## Given data
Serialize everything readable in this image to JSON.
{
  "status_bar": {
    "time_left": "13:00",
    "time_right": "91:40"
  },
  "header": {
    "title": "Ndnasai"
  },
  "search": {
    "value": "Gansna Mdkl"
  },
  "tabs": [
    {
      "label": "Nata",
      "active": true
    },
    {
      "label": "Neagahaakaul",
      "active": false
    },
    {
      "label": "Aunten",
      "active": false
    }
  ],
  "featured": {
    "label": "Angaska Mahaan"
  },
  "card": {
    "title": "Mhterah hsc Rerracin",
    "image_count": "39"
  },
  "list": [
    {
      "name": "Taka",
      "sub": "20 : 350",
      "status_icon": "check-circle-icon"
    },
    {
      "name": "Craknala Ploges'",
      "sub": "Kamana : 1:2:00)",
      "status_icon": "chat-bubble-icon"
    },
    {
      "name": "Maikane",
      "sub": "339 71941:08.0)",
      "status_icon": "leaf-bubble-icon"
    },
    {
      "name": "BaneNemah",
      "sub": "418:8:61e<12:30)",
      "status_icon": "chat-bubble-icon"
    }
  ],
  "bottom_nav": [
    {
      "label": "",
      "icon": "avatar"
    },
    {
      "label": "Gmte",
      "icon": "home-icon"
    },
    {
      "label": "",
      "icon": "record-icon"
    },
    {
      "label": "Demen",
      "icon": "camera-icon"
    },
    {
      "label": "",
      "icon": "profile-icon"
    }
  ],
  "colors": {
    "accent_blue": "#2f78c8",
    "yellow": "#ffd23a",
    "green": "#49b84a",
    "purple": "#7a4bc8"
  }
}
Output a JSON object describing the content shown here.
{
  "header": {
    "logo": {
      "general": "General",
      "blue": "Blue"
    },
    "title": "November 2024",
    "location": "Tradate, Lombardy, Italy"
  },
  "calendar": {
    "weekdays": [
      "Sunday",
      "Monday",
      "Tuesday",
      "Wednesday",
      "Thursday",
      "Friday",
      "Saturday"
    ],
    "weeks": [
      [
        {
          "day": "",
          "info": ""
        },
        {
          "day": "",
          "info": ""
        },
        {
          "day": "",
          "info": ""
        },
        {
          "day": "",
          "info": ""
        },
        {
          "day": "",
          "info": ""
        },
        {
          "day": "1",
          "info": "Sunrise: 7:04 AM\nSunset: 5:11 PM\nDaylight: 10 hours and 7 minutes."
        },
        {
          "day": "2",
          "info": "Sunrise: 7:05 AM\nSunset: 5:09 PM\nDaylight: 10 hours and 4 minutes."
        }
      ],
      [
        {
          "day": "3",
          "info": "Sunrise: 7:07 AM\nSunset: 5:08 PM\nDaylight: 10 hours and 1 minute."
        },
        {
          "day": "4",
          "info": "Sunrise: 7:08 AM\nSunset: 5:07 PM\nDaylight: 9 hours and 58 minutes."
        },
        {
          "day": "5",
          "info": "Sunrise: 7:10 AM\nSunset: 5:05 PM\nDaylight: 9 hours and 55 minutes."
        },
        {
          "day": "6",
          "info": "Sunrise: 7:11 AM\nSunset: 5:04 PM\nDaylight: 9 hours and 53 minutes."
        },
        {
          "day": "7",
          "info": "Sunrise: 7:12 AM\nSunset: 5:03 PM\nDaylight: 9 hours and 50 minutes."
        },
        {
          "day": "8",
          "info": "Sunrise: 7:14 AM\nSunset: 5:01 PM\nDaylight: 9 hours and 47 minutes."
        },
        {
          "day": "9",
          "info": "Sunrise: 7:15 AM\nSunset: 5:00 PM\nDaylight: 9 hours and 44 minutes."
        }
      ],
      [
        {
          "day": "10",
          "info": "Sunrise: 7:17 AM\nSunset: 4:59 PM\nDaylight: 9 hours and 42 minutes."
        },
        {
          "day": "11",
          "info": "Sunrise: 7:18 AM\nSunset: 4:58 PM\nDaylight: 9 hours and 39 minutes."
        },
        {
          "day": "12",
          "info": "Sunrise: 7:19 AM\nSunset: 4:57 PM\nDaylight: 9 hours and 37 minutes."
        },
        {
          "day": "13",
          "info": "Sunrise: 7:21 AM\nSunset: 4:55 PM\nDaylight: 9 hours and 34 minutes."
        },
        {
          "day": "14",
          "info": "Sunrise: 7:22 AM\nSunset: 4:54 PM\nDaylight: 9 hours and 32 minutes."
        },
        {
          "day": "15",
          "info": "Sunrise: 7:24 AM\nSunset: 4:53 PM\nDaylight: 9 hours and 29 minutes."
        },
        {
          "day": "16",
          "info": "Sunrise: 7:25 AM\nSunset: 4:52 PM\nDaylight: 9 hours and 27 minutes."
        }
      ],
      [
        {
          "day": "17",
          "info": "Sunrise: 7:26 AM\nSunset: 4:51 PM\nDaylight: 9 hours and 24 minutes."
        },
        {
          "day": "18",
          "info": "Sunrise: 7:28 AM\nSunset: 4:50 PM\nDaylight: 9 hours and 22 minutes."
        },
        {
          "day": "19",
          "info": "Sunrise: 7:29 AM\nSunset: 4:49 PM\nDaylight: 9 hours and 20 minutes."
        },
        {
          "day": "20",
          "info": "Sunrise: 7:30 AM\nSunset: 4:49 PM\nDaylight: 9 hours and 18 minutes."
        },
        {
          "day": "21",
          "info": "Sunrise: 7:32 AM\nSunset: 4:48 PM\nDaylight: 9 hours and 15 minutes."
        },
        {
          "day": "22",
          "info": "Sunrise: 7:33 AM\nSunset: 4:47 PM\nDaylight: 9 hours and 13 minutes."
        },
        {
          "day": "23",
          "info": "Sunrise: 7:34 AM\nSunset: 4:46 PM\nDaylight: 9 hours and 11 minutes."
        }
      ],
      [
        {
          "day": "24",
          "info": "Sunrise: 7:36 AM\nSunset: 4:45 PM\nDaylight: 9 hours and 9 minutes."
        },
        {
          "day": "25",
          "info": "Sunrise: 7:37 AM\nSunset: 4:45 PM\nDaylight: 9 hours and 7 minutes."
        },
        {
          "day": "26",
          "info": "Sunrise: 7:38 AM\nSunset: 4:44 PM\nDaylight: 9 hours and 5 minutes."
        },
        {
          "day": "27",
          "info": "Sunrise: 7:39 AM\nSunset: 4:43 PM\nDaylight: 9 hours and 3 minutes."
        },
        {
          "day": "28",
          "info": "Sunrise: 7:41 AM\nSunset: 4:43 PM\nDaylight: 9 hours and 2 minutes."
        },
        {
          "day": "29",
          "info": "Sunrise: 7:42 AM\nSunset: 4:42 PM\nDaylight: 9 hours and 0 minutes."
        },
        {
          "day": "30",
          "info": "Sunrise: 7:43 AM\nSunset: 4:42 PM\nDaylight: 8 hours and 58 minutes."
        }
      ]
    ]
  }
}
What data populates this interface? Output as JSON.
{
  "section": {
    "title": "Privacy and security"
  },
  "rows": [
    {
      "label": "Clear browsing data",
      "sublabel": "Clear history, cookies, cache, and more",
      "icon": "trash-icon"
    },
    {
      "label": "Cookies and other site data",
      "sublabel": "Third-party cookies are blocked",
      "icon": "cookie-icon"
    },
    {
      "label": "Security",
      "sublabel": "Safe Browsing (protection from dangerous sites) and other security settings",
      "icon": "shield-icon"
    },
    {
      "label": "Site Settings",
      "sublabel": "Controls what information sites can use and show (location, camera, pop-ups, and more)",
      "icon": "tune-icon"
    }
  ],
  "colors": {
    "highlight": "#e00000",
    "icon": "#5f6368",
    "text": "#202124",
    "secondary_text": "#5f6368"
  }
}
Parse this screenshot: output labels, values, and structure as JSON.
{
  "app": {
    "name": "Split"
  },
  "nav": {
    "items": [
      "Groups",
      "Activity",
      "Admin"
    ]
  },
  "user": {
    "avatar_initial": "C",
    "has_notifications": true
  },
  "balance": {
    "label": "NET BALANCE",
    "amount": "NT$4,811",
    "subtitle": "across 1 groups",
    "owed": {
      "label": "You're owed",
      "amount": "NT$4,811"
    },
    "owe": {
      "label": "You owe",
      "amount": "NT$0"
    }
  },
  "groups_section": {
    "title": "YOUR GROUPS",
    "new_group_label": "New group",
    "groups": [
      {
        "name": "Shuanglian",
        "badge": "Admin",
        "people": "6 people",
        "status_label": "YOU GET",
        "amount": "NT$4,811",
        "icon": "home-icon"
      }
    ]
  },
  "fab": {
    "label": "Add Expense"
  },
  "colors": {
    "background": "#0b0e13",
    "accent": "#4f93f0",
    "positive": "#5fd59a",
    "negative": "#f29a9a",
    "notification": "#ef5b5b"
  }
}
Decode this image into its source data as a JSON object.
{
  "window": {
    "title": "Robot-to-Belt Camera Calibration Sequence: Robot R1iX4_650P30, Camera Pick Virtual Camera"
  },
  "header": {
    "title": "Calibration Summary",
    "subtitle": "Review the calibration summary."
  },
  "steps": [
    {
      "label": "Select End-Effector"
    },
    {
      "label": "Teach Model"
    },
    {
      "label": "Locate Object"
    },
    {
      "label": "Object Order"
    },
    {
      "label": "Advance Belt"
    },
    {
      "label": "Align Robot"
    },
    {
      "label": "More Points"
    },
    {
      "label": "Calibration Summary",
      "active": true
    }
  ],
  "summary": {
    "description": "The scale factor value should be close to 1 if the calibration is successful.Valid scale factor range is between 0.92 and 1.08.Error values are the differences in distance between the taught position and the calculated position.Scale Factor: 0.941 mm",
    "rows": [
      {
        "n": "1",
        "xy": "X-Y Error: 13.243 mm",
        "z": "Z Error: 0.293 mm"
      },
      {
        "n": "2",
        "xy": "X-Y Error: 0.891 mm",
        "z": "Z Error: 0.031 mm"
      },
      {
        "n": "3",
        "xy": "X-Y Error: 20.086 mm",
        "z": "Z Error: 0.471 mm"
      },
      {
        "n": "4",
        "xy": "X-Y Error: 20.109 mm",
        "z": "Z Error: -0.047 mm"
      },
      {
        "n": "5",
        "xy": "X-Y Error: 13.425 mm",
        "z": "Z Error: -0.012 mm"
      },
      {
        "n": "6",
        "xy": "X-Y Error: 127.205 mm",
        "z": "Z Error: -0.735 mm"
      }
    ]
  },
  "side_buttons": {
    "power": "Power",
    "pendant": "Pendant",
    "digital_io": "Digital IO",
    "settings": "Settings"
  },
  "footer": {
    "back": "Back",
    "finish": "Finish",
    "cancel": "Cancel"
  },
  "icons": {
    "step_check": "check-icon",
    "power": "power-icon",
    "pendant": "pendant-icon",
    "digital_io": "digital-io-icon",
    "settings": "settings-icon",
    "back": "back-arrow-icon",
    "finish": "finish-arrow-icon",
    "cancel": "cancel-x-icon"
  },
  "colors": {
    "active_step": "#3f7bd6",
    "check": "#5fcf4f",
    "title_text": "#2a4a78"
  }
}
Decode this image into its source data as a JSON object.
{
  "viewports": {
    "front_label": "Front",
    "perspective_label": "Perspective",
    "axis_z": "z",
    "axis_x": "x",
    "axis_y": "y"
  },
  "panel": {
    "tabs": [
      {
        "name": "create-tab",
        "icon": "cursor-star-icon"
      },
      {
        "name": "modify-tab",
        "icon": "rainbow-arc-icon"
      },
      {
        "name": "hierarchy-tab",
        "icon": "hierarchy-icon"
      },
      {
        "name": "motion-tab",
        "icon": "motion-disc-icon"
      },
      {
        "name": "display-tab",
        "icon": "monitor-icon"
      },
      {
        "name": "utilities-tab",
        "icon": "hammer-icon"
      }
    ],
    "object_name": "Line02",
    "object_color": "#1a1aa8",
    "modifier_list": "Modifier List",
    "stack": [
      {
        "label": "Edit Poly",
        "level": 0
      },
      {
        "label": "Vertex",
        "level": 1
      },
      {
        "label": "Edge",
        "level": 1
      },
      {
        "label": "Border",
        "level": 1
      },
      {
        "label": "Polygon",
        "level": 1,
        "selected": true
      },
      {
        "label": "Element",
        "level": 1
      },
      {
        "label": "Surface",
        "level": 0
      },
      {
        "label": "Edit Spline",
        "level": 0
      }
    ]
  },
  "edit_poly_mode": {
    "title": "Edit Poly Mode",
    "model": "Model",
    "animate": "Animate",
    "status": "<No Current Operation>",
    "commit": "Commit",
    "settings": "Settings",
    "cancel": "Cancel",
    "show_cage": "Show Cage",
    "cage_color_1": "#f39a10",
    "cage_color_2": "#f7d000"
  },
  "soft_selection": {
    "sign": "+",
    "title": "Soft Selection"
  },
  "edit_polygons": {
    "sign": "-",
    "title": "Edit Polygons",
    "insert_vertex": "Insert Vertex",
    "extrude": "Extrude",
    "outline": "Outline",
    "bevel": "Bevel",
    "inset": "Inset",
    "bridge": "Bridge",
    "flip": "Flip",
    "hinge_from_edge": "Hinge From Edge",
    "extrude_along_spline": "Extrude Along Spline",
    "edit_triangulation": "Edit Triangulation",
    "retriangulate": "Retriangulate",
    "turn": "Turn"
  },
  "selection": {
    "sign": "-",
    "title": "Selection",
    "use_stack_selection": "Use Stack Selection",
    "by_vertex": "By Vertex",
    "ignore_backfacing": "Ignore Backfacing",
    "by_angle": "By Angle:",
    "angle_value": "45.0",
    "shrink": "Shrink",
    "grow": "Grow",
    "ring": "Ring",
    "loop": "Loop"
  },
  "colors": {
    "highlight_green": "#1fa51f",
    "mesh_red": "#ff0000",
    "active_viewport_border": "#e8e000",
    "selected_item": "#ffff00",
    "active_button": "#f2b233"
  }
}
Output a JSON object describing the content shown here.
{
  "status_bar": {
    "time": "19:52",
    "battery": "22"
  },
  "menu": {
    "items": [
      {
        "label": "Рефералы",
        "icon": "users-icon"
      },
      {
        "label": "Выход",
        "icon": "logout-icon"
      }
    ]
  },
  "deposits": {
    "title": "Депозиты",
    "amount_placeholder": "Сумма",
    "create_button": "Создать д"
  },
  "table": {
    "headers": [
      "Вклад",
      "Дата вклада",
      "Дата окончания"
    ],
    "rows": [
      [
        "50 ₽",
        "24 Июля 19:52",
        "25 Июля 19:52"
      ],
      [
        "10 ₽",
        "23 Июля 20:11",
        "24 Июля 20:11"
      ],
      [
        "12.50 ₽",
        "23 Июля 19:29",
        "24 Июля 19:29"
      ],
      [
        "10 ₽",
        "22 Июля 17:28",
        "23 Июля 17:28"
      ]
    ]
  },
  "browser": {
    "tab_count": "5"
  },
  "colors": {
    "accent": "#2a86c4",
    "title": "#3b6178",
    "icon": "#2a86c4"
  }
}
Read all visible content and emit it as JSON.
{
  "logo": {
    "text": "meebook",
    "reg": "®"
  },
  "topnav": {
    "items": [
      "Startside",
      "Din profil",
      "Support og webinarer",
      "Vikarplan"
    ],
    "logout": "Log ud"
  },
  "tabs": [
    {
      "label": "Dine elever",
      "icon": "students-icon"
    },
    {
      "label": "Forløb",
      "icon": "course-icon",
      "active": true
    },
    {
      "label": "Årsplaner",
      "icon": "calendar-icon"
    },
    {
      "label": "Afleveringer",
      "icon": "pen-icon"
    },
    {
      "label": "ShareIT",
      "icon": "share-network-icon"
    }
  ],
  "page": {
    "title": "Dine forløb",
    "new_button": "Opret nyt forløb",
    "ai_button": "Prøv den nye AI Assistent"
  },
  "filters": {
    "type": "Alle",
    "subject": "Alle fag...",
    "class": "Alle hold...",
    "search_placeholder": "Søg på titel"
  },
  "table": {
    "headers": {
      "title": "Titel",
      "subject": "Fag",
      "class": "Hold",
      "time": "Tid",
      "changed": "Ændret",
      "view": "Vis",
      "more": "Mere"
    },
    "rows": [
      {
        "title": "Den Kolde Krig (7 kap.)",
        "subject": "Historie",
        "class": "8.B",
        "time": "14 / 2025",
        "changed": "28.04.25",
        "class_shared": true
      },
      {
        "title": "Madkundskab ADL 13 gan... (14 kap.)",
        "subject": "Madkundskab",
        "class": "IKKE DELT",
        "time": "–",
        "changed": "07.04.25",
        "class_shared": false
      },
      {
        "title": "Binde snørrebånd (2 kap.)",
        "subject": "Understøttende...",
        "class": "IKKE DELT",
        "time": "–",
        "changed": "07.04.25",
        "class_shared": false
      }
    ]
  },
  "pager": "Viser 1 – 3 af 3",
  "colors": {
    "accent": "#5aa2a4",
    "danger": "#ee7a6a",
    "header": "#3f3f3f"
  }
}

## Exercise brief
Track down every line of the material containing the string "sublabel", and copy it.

## Answer to the problem
      "sublabel": "Clear history, cookies, cache, and more",
      "sublabel": "Third-party cookies are blocked",
      "sublabel": "Safe Browsing (protection from dangerous sites) and other security settings",
      "sublabel": "Controls what information sites can use and show (location, camera, pop-ups, and more)",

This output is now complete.